The Snoozeletter @

Writing in the snow. 

Now that the Sochi games are nearly over, it might just be time to write your name in the snow...

I submitted this proposal to Facebook late last night:

I suggest that you add a Name Day feature, similar to Birthday. It would need a date selector, plus a text box to specify the name, which may be slightly different than the person's given name. In many European and Latin American countries, name days are very popular, often celebrated as much as a person's actual birthday. Here's some background:

Let me know if I can help in developing this feature!
Alan C. Baird


After my kids got to know me, they thought it was strange that I didn't have a Name Day, so they selected one for me - Árpád, December 11. Thanks, Anita and Jenő!Árpádévnapok-nevnapok.aspxÁ/Árpád
Deep Thoughts. 

The photo on the left below is from 1989, and shows the Bro and me after a day of diving in the Keys. The bar was in Islamorada, I think. From what I can recall, the snapshot's fuzzy focus was pretty well matched by the fuzzy focus in my brain.

We had just finished a wreck dive, and by the time we found the bar, I was feeling the effects of too much sun and too little beer.

So we started making energetic progress on the beer front. As the evening ripened, we noticed other scuba divers at the tables around us. They were doing what divers do best: telling tall tales to the waitresses and hoping to get lucky. We overheard some outrageous lies, passed off as authentic dive adventures. So we began to parody their macho conversations, making up exaggerated stories of our own:

"A 10-foot barracuda tried to turn my arm into a snack, but I ripped out his jaw and made it into a lamp."

"Did I tell you about the time I killed a 20-foot moray eel with my bare teeth? Chewed him up and spit him out. Tasted like chicken."

"That's nothing. When a 30-foot great white bit off my leg, I used my air hose as a tourniquet and chased the sucker. After I retrieved the leg, it was sewed back on by a Key West hooker."

Several beers later, the stories became much more interesting. Wish I could remember them.

Bar - click to enlarge 726x509 C-card - click to enlarge 240x321
1745 years ago today. 

Valentine's Day probably originated with the ancient Roman feast of Lupercalia. During Rome's early days, fierce wolves roamed the nearby woods, so Roman citizens called upon one of their gods, Lupercus, to keep the beasts away. A celebration to honor the god was held every February 15th. One Lupercalian custom for young Romans was name-drawing: on the festival's eve, names of eligible girls were written on slips of paper and placed into jars. Each young man drew a slip, and the chosen girl would be his sweetheart for the year.
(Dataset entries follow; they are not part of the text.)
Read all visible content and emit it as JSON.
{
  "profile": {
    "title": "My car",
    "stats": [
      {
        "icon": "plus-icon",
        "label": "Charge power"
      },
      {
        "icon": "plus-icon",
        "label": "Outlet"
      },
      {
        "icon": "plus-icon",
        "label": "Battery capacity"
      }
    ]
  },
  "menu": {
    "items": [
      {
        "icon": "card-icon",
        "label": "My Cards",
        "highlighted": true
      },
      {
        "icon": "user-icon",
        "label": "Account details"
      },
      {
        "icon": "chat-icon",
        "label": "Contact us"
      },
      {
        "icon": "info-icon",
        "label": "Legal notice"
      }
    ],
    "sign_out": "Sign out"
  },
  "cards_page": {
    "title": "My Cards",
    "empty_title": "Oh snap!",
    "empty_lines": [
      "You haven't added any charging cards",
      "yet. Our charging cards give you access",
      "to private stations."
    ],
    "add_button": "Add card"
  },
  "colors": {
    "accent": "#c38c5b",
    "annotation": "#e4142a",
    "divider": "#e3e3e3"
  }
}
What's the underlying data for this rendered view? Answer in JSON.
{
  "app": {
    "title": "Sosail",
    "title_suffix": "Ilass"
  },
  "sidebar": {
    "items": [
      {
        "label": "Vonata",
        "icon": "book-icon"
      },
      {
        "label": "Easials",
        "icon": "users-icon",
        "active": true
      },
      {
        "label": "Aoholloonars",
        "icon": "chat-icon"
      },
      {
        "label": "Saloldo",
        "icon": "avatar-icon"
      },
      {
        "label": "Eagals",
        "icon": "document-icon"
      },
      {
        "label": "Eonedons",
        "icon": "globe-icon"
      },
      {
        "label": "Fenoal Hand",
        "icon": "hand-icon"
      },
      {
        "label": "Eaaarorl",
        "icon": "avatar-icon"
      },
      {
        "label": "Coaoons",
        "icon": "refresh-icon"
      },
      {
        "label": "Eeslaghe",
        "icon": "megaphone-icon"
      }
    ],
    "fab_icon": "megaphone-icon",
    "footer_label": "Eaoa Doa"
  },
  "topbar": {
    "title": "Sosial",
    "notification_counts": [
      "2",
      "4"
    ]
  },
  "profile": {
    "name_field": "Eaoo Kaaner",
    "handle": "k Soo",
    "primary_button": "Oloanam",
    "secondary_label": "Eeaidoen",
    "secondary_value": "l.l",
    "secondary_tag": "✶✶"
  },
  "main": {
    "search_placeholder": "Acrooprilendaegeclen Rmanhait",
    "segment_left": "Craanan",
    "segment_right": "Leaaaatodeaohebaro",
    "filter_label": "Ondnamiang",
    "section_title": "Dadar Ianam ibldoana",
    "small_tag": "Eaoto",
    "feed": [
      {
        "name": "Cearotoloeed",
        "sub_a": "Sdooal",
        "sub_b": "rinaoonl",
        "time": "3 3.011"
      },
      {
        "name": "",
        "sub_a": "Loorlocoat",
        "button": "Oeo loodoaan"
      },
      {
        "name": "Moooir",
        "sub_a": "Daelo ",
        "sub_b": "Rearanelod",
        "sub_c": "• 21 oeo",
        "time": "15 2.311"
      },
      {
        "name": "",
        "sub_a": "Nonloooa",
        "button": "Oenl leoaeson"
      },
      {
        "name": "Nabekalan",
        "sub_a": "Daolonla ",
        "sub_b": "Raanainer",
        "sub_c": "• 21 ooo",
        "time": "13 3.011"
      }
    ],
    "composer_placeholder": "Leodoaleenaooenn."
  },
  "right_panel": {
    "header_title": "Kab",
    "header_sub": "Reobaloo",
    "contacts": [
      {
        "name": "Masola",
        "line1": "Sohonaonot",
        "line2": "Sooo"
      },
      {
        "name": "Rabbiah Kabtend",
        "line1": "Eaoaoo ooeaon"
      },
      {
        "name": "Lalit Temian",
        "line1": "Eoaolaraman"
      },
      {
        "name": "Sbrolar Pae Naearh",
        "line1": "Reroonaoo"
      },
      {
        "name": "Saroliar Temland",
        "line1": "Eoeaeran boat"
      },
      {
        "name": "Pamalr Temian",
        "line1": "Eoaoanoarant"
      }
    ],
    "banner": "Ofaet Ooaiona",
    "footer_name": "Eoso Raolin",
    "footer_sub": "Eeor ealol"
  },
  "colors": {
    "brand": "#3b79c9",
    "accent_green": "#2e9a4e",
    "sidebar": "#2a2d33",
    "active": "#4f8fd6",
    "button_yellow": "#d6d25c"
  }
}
Legend has it that a priest named Valentine was trying to spread the new religion of Christianity in Rome during the reign of Claudius II. The Emperor decreed that his soldiers were NOT to be engaged or married, reasoning that men who were romantically involved would prefer to stay at home with their families, rather than fight his wars. Valentine defied the edict and continued to perform marriages in secret. When Claudius found out, he ordered that Valentine be put to death.

While awaiting execution, Valentine fell in love with his jailer's daughter, a young woman who visited him in prison. Before his beheading on February 14, 269 AD, it is said that he wrote her a letter and signed these words: "From your Valentine."

After his martyrdom, Valentine was canonized (declared to be a saint). As the Church gained more power in Rome, the holiday was moved from the 15th to the 14th - St. Valentine's Day. This was in keeping with the Church's usual strategy of eliminating pagan feasts by co-opting them (Yule to Christmas, Beltane to May Day, etc.), so the modern celebration honors Valentine instead of Lupercus.

[Factoid 1: Valentine's Day is also known for the infamous 1929 massacre orchestrated by Al Capone. Factoid 2: the Greeting Card Association estimates that women purchase more than 80 percent of all valentines. Duh.]
The Photo Stolen By Amy Smith Wexler. 

Be careful if you have any online dealings with Amy Smith Wexler. She has been identified by Facebook as an Intellectual Property Thief. Details here.

Later: after some research, it seems that Amy is becoming pretty successful at fundraising. $275 in October, and now, $2,400 in 9 days. I'm not saying these are scams. No, I'm not.
Music City flashback. 

1981 - Nashville, Tennessee - directing episodes of a music TV series ("Country Days, Nashville Nights") in a mobile control room. That's me, on the left.

Alan C. Baird in Nashville
IMDb Quiz for ACB. 

So, I've finally established a beachhead on the Internet Movie Database with some of my tired, old, dinky credits, and I discovered that the website has generated a quiz about me.

Isn't that cute?!

So I took the quiz and scored a big, fat goose egg.

What a revoltin' development this is...

[crib sheet]